One patient had specific trouble with visual-spatial limits but also had great reaction time, physical abilities, and insight and was already self-regulating driving behaviors. Some of my suggestions were: don’t drive at night, pre-plan your destination, drive at low-traffic times, don’t drive when you’re drowsy or sleepy, and don’t drive with distractions in the car.
With those guidelines in place, the patient was comfortable continuing to drive for now. Her daughter went out and drove with her, and they felt like this was a safe strategy at this point with her new diagnosis.
How to talk to a loved one when they shouldn’t be driving anymore
While self-regulation is a good approach to gradually reducing driving, there will still come a point when it’s time to give up the keys for good. For some people, that’s not easy to come to terms with. In those cases, family members or other loved ones may face a challenging conversation about the fact that the person should no longer be driving.
You might be worried that your loved one won’t be receptive to the conversation, but research shows that’s not usually true. According to a survey of older adults conducted by The Hartford and MIT Agelab, over half of seniors who had been spoken to about their driving had followed the suggestions of others.
Who should lead the conversation?
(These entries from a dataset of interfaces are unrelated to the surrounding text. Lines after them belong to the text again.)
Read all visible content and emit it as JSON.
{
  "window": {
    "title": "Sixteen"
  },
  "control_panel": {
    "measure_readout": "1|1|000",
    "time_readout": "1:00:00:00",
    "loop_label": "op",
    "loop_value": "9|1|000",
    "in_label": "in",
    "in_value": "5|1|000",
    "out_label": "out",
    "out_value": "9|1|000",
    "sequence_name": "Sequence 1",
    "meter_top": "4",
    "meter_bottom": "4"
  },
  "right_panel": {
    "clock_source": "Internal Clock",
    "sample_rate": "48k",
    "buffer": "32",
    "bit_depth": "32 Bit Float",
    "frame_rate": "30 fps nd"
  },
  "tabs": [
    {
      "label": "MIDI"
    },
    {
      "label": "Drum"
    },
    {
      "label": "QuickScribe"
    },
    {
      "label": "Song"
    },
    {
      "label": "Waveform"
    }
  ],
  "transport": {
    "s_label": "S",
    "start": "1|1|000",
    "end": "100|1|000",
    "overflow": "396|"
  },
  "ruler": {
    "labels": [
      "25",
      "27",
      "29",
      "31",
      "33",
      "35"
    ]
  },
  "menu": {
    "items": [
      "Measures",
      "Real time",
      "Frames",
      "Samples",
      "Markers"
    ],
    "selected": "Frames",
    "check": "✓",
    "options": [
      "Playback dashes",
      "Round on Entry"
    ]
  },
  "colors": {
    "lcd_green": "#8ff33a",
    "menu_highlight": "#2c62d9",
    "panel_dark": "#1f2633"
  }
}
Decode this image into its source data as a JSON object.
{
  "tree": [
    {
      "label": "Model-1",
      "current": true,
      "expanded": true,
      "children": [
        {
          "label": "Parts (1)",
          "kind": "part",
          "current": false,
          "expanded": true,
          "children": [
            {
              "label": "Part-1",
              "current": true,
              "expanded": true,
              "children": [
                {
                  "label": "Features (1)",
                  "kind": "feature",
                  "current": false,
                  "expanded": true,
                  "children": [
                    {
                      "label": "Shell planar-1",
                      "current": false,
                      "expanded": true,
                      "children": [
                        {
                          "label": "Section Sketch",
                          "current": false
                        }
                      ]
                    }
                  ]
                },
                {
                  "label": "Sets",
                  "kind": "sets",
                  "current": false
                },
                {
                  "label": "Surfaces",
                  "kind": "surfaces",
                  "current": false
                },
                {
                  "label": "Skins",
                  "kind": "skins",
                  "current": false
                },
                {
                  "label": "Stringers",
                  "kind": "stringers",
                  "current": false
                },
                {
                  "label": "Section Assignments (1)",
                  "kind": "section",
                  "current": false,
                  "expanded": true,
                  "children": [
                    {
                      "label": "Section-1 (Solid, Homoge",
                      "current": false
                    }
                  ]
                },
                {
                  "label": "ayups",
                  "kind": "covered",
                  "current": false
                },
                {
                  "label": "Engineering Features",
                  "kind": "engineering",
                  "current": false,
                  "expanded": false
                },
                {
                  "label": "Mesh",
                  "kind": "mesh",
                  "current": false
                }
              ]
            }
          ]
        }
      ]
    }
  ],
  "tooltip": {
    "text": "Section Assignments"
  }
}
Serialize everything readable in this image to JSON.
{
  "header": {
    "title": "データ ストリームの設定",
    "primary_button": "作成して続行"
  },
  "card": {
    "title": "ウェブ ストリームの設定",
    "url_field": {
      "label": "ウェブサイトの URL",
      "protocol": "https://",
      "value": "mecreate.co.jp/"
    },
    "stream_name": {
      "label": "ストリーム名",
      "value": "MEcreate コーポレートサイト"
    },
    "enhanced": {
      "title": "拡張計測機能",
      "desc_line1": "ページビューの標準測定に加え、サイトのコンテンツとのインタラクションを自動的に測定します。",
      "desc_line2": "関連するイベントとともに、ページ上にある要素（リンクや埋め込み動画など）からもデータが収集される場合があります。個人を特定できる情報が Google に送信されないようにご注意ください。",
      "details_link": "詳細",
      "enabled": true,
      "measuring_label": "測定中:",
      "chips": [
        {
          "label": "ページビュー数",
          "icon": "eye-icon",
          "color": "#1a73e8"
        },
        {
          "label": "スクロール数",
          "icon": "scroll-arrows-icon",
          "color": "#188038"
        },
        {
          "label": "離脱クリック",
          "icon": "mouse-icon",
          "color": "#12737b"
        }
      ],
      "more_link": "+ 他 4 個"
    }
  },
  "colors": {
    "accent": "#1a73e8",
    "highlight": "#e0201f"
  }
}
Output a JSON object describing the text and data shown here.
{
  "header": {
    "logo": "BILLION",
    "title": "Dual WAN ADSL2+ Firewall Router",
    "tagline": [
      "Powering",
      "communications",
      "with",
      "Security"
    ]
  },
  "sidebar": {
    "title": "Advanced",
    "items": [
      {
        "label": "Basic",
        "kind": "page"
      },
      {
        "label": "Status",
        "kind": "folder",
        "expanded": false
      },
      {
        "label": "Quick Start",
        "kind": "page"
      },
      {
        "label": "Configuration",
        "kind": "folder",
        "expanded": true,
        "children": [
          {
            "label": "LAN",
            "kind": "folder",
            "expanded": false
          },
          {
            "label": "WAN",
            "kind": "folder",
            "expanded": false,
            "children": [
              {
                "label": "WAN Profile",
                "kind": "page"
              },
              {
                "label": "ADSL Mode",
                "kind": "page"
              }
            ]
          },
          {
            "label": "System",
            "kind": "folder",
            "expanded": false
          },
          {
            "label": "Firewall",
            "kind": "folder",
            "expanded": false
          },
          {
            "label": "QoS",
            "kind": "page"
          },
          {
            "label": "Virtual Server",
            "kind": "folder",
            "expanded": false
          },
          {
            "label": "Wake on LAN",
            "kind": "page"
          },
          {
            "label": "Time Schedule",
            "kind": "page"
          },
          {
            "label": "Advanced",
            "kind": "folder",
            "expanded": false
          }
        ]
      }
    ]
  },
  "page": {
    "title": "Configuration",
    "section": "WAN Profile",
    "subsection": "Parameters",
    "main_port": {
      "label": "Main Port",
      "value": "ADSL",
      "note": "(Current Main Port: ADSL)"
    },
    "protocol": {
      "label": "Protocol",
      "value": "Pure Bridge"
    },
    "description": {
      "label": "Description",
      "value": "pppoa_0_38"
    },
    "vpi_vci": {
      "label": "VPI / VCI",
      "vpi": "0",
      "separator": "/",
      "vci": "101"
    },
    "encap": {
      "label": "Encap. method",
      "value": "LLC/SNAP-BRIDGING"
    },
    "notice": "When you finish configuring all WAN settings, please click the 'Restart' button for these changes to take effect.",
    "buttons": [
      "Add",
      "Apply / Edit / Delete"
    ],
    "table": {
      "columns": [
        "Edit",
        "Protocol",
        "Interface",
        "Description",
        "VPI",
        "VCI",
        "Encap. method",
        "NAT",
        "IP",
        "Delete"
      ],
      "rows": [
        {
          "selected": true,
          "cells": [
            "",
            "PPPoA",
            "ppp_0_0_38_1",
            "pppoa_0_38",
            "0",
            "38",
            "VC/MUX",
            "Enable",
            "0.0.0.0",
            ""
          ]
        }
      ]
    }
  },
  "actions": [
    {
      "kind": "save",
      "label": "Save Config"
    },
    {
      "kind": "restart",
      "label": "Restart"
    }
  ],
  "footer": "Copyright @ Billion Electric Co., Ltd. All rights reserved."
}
The same survey found that 57% of married drivers prefer to have their spouse initiate the conversation. Unmarried drivers want the conversation to happen with doctors, adult children, or close friends. Older adults overwhelmingly did not want to hear from police officers.
The best choice also depends on the specific personalities of the people involved. While many families default to choosing the most assertive and outspoken person as the family spokesperson, they’re often not the best choice to initiate early conversations about such a sensitive topic.
I recommend AARP’s free online seminar, We Need to Talk, which walks families through approaching this conversation.
Exploring alternatives to driving
You should also discuss what driving alternatives could work for your loved one. There are more options today than ever before when it comes to transportation. Traditional public transit and taxis may work, but rideshare apps like Uber and Lyft are also available.
You can start helping someone by setting up alternative transportation or exploring other transportation options like Uber. There are also other platforms and resources, like getting your medications delivered instead of picking them up, making those chores that require driving more accessible. Grocery delivery is becoming popular now too.
Another option is to coordinate as a family to determine whether anyone living nearby can help with transportation needs.
How Hebrew SeniorLife prioritizes senior driver safety
Hebrew SeniorLife is dedicated to making driving safer for older adults. That’s why we have hosted the educational program CarFit, developed by AAA, AARP, the American Geriatric Association, and the Occupational Therapy Association, at Hebrew SeniorLife locations and in the Greater Boston community.
The goals of the CarFit program are to help older drivers improve the “fit” of their vehicles for safety and comfort, promote conversations among older adults and their families about driving safety, and link older adults with relevant local resources that help them drive safely for longer. The 20-30 minute assessment of older drivers’ vehicles consists of a 12-point checklist to ensure that older adults are safe in their cars and minimize undue risks.
We look at safety belt placement, seating height, the ability to see over the steering wheel, how the steering wheel is positioned — often people aren’t aware they can adjust the steering wheel lower so the airbag will impact your chest, not your face, if it deploys.
Hebrew SeniorLife’s off-road clinical driver evaluations can help you determine whether it’s safe to keep driving. Get in touch with our outpatient rehabilitative therapy team today to schedule your driver evaluation.
At Hebrew Rehabilitation Center in Boston and Dedham, MA, we offer adult physical therapy, occupational therapy, and speech therapy using state-of-the-art mobility and treatment equipment.